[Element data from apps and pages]
┄┄┄┄┄┄

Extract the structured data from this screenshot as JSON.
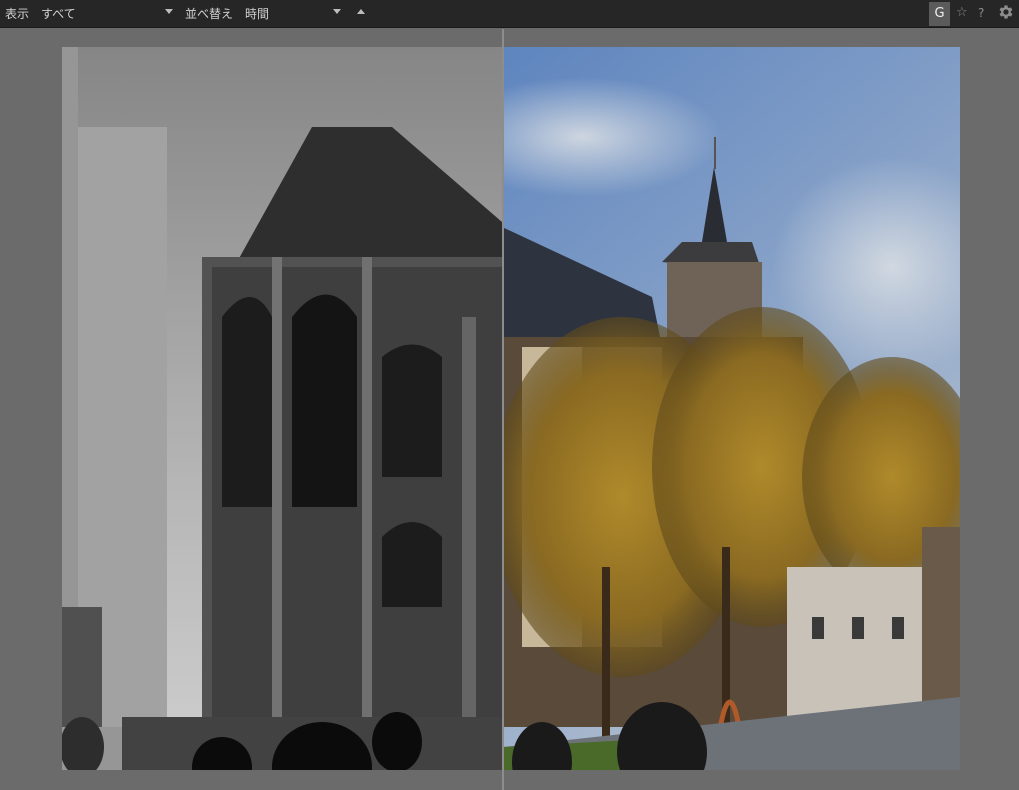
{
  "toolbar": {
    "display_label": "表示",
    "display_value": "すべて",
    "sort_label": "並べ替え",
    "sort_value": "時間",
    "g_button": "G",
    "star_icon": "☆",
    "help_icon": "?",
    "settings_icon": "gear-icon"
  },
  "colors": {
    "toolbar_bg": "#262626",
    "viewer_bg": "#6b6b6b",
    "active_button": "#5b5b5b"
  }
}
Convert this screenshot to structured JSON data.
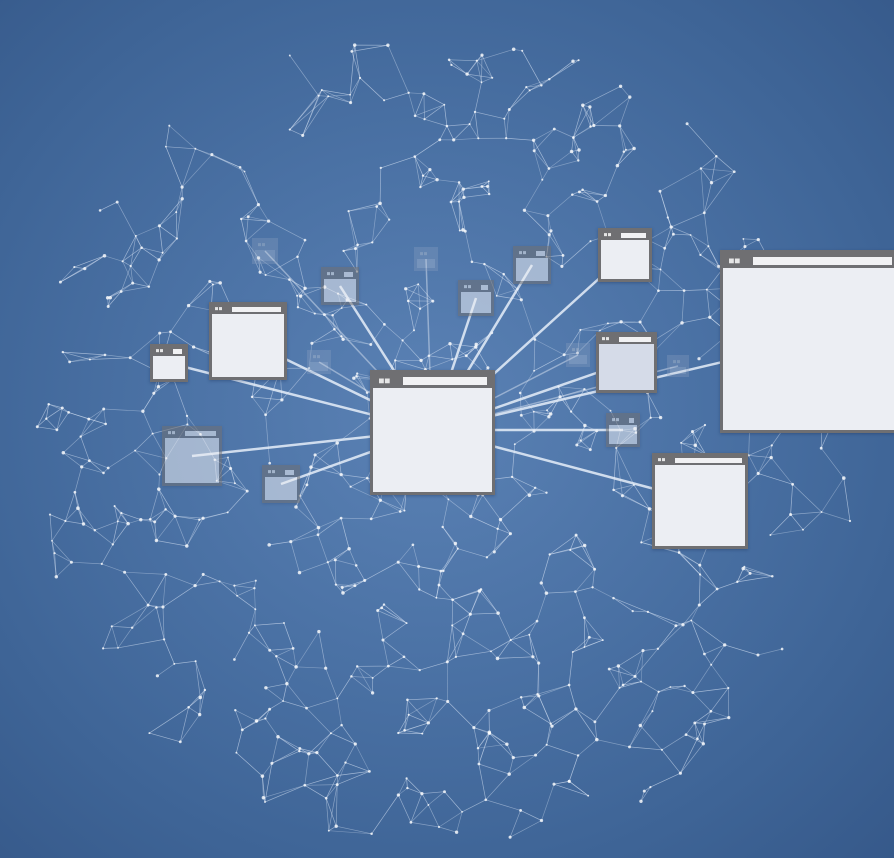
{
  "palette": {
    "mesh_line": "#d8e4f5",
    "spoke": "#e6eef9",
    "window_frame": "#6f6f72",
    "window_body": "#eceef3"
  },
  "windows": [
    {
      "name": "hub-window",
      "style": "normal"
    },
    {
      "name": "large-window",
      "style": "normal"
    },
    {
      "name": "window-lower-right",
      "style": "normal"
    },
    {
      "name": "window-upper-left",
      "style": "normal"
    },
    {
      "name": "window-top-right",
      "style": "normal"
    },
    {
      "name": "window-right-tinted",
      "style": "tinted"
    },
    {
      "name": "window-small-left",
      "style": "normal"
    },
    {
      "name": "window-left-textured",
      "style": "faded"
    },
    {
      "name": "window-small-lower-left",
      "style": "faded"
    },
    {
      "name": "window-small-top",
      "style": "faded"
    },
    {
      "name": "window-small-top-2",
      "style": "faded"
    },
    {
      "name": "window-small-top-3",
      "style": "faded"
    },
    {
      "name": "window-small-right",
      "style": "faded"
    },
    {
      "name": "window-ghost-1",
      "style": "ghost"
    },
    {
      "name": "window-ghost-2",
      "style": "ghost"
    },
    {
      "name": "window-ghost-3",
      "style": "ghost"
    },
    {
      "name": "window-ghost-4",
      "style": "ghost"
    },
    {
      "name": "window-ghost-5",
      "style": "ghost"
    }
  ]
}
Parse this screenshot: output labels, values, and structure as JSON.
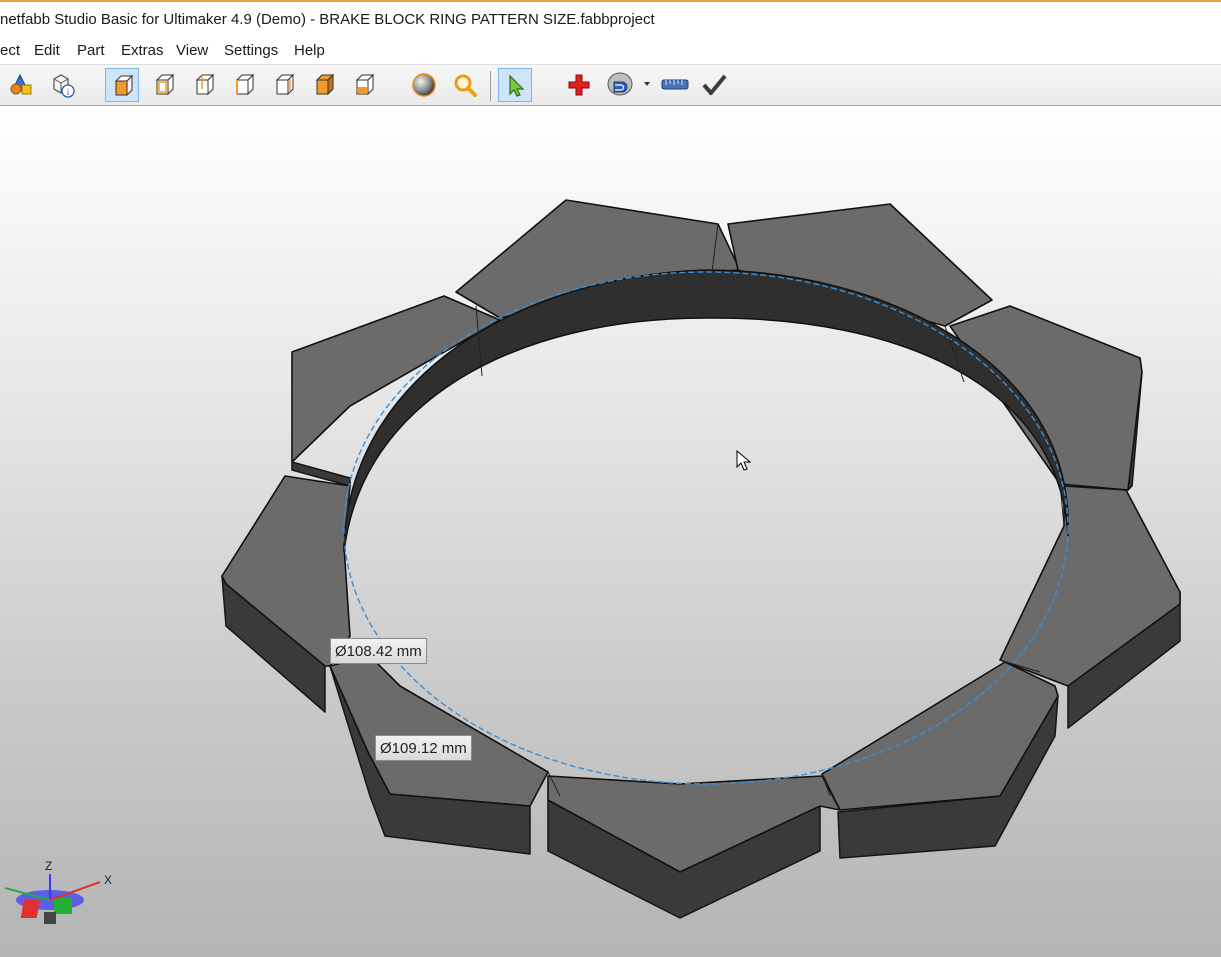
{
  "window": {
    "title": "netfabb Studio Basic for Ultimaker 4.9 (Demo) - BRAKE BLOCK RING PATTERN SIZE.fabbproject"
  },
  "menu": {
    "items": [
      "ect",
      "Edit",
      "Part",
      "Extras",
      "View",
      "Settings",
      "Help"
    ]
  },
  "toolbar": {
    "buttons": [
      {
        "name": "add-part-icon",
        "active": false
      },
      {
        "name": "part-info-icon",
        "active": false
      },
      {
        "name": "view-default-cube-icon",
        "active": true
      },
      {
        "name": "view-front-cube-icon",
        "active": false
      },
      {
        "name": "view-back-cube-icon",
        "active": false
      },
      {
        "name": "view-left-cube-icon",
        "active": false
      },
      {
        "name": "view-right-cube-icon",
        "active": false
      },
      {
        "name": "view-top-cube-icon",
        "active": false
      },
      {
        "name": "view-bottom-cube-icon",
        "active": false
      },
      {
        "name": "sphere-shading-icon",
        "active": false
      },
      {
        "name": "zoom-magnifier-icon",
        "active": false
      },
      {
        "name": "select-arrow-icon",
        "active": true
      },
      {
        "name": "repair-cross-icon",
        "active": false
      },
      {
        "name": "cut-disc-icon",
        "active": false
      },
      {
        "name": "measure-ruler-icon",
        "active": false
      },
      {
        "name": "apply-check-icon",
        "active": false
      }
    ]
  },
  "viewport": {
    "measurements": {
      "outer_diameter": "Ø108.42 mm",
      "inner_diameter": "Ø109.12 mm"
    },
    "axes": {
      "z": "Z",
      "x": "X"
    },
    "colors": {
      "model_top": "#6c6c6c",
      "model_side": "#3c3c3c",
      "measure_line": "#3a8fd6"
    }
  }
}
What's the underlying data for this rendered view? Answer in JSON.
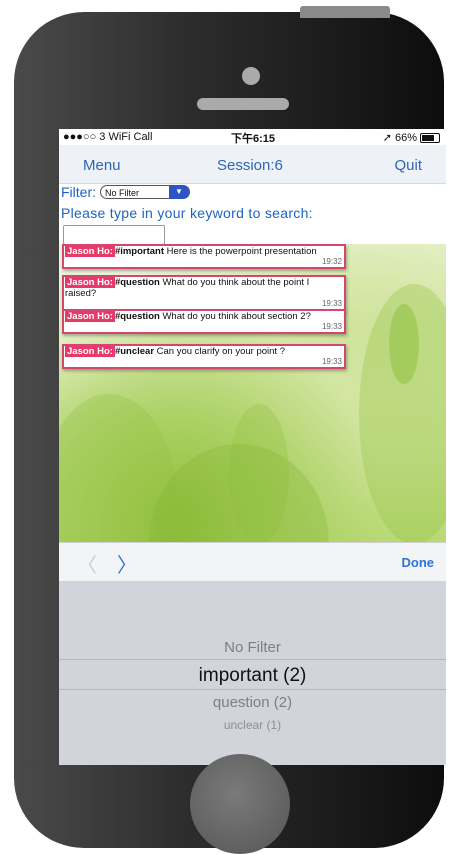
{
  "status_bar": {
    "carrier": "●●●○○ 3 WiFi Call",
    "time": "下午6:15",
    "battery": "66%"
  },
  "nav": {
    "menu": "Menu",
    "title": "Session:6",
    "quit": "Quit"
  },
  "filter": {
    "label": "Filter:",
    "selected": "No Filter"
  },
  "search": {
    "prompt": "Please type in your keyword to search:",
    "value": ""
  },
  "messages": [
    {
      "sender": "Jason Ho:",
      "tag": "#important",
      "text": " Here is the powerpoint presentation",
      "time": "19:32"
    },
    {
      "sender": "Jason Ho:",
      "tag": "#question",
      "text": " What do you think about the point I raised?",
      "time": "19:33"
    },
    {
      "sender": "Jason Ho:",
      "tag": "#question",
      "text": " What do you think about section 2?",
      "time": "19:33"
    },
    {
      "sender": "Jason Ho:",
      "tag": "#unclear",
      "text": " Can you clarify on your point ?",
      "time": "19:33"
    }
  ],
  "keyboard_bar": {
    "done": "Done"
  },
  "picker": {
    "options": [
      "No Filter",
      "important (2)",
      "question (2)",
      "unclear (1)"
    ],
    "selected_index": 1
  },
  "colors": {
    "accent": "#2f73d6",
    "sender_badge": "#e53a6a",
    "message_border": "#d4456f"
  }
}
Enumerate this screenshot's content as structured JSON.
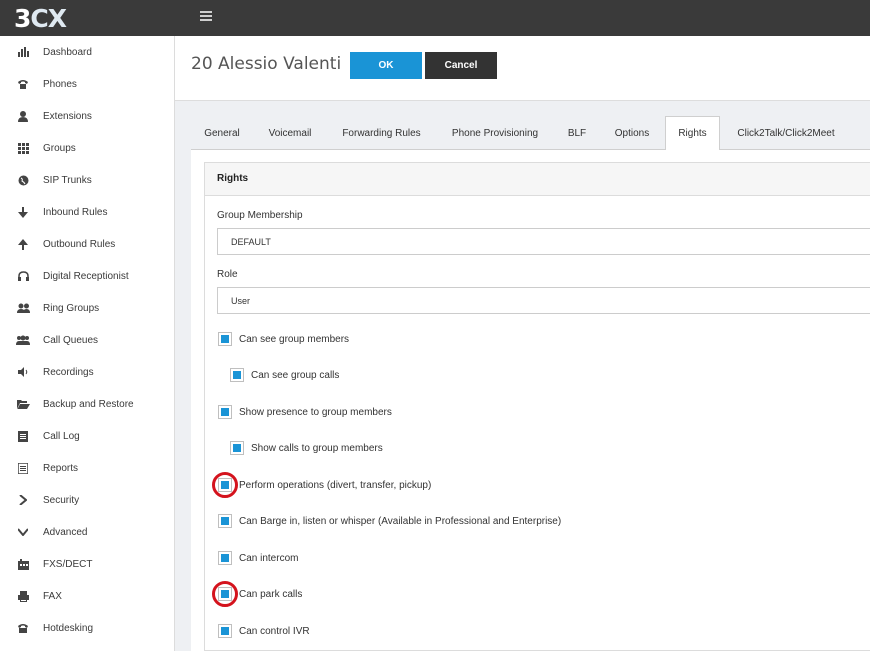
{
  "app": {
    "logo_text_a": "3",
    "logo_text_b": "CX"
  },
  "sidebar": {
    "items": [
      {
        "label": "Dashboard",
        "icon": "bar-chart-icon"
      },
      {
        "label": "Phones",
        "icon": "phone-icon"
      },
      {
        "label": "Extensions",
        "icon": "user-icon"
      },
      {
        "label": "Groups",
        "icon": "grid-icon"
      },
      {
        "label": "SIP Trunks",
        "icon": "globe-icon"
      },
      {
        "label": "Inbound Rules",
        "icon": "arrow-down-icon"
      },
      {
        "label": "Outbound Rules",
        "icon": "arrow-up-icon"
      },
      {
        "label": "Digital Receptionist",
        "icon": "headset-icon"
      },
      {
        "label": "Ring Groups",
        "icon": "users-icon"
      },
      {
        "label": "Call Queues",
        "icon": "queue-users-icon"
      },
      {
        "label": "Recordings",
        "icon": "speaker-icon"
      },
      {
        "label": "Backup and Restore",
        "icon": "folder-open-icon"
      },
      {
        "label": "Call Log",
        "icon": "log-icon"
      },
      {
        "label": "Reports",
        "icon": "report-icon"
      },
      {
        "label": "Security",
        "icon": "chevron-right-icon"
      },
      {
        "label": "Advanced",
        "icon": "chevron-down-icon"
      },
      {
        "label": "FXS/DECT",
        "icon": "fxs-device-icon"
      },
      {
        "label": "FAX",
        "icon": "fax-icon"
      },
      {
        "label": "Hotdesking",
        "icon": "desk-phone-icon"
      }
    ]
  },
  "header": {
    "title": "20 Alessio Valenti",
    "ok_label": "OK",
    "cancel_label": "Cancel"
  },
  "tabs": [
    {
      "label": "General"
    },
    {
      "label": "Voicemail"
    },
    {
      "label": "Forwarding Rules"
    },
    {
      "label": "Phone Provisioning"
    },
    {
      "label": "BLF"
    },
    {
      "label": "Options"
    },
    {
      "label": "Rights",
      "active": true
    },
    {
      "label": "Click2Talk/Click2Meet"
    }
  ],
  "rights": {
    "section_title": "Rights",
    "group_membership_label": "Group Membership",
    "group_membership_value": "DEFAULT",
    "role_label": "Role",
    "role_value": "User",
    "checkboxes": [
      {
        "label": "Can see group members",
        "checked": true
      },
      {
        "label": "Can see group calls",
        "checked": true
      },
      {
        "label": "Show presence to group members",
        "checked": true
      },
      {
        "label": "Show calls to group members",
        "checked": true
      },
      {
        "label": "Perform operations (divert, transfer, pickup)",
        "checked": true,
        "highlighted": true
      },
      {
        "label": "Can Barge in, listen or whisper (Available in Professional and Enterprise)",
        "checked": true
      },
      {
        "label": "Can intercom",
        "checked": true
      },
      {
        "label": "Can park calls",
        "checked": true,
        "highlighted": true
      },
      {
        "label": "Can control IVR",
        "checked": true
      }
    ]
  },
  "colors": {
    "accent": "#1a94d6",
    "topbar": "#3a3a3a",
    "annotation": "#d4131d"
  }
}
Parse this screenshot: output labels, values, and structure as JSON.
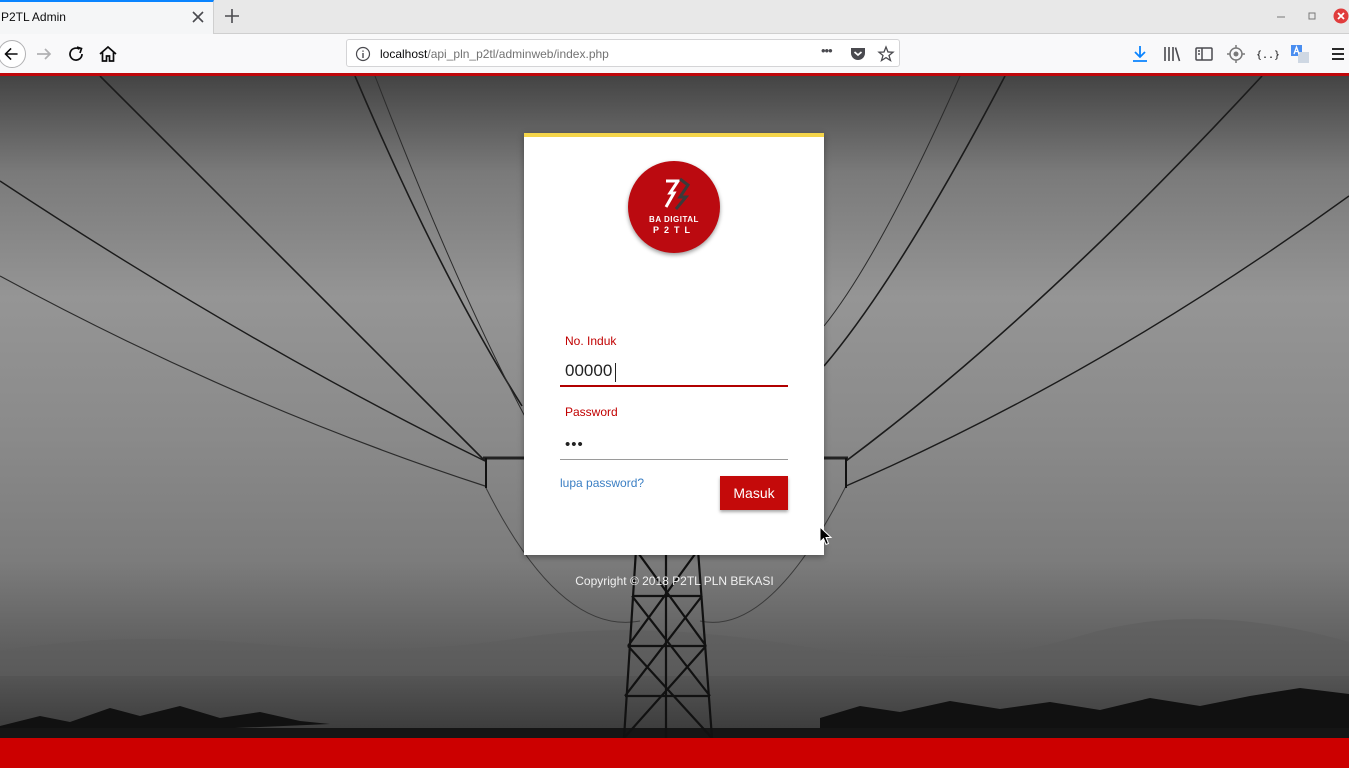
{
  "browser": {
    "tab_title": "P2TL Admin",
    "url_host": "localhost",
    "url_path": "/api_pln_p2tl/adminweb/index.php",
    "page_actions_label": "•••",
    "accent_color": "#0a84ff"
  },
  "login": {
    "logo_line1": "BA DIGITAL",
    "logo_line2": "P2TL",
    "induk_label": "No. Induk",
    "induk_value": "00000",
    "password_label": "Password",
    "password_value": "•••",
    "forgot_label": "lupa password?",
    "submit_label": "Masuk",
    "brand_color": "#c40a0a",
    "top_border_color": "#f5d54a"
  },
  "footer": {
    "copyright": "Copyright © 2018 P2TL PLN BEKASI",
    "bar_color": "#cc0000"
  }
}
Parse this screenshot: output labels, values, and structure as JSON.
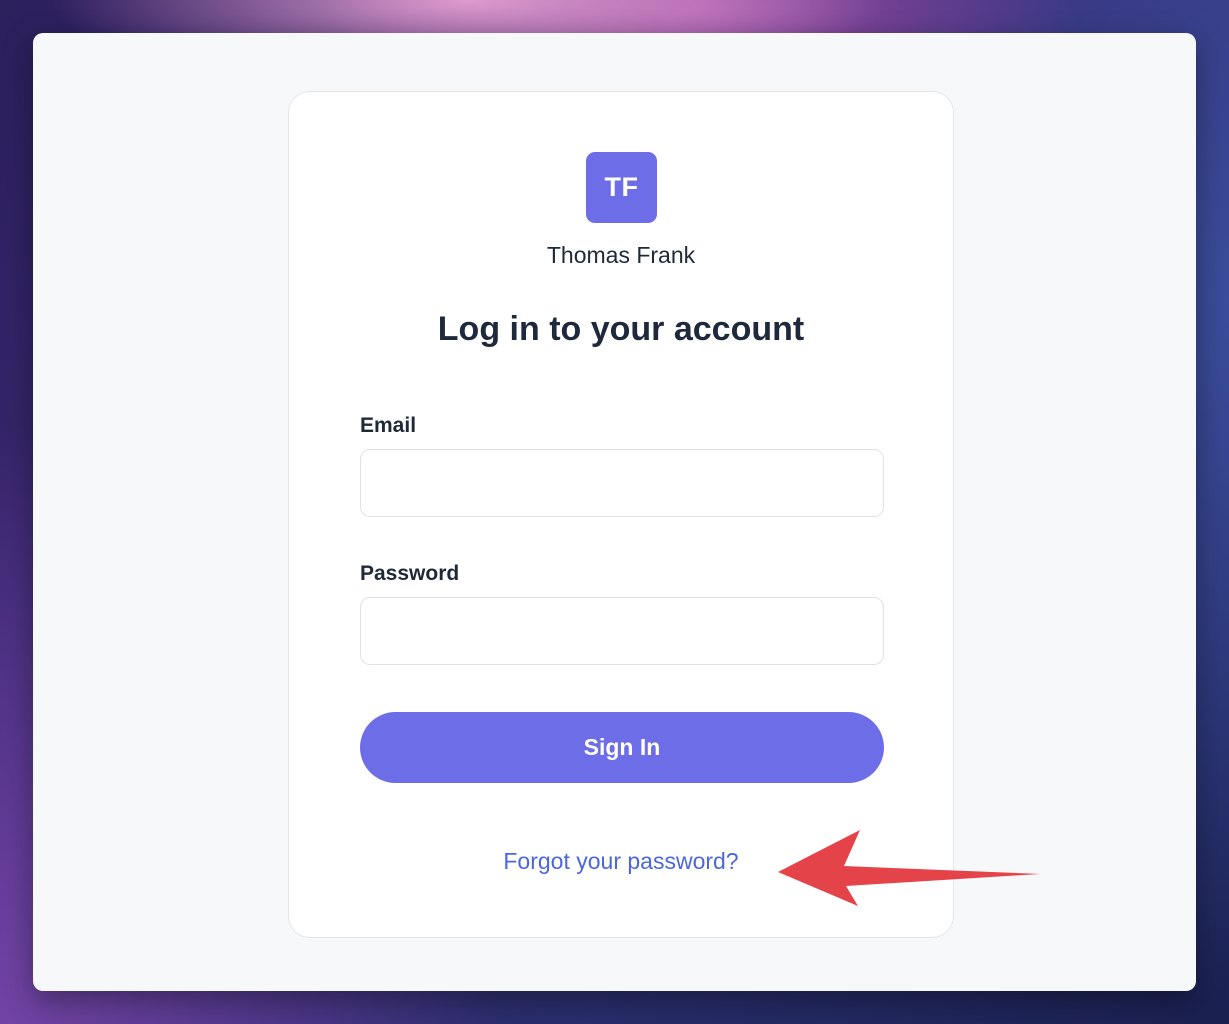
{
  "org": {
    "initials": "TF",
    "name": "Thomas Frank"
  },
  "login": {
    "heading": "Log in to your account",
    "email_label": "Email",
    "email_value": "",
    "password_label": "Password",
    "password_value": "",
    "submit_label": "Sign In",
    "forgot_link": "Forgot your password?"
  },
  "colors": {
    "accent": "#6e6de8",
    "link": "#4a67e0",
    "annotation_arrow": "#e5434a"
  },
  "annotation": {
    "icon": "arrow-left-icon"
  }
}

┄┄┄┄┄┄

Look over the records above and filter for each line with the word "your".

    "prompt": "Please type in your keyword to search:",
      "text": " Can you clarify on your point ?",
    "heading": "Log in to your account",
    "forgot_link": "Forgot your password?"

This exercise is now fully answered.